>>
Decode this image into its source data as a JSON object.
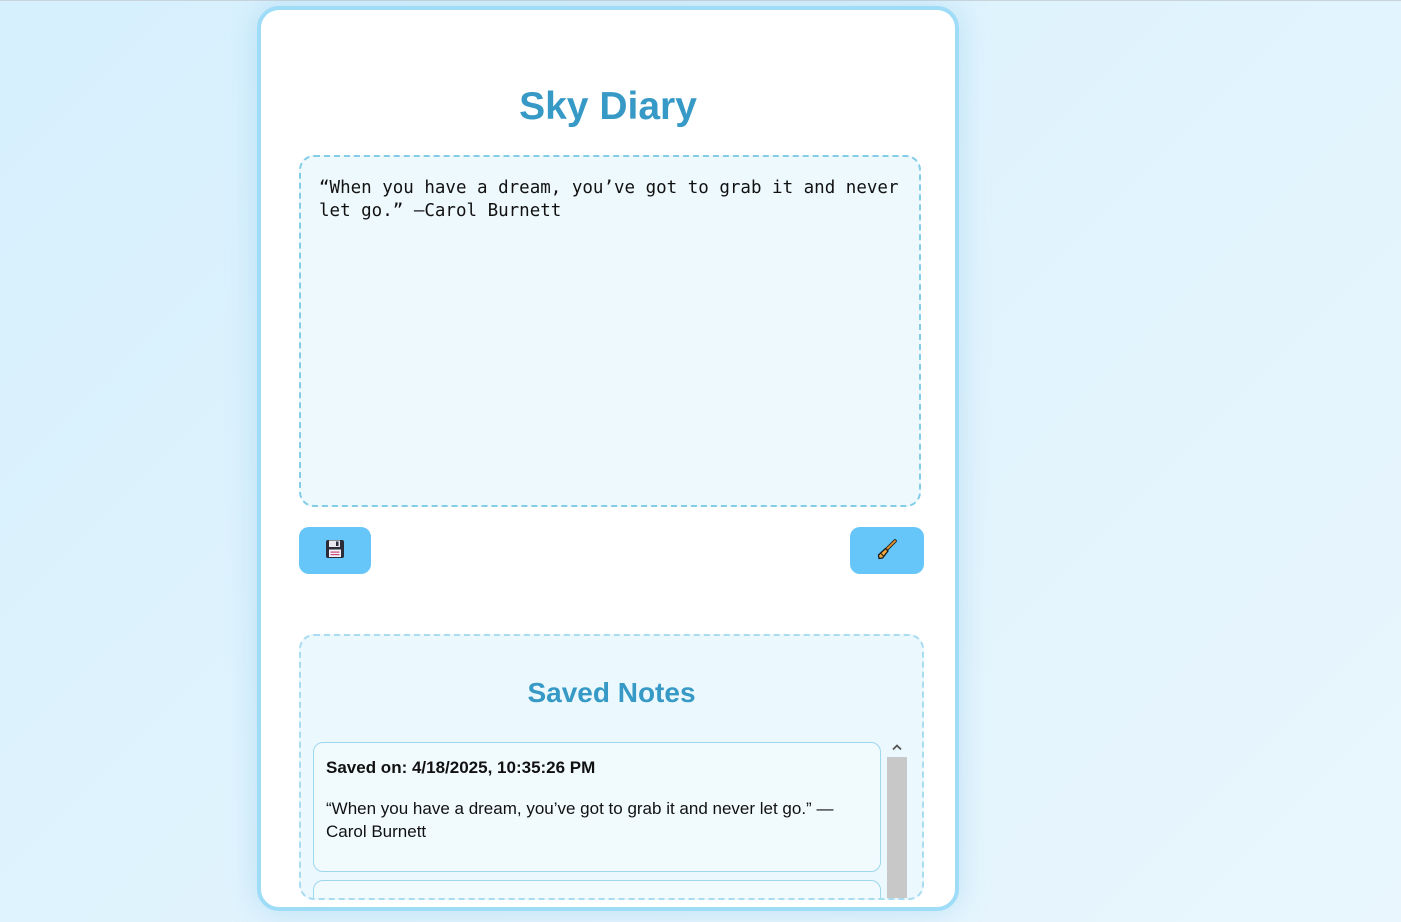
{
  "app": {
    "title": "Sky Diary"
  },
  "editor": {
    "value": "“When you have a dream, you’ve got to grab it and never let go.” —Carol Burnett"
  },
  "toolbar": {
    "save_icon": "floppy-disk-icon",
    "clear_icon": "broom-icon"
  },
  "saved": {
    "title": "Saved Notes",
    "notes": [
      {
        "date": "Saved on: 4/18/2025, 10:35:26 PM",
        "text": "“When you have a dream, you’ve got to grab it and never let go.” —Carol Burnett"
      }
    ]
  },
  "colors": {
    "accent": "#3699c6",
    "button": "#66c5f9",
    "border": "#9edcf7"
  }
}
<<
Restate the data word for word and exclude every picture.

Decode this image into its source data as a JSON object.
{
  "app": {
    "title": "Sky Diary"
  },
  "editor": {
    "value": "“When you have a dream, you’ve got to grab it and never let go.” —Carol Burnett"
  },
  "toolbar": {
    "save_icon": "floppy-disk-icon",
    "clear_icon": "broom-icon"
  },
  "saved": {
    "title": "Saved Notes",
    "notes": [
      {
        "date": "Saved on: 4/18/2025, 10:35:26 PM",
        "text": "“When you have a dream, you’ve got to grab it and never let go.” —Carol Burnett"
      }
    ]
  },
  "colors": {
    "accent": "#3699c6",
    "button": "#66c5f9",
    "border": "#9edcf7"
  }
}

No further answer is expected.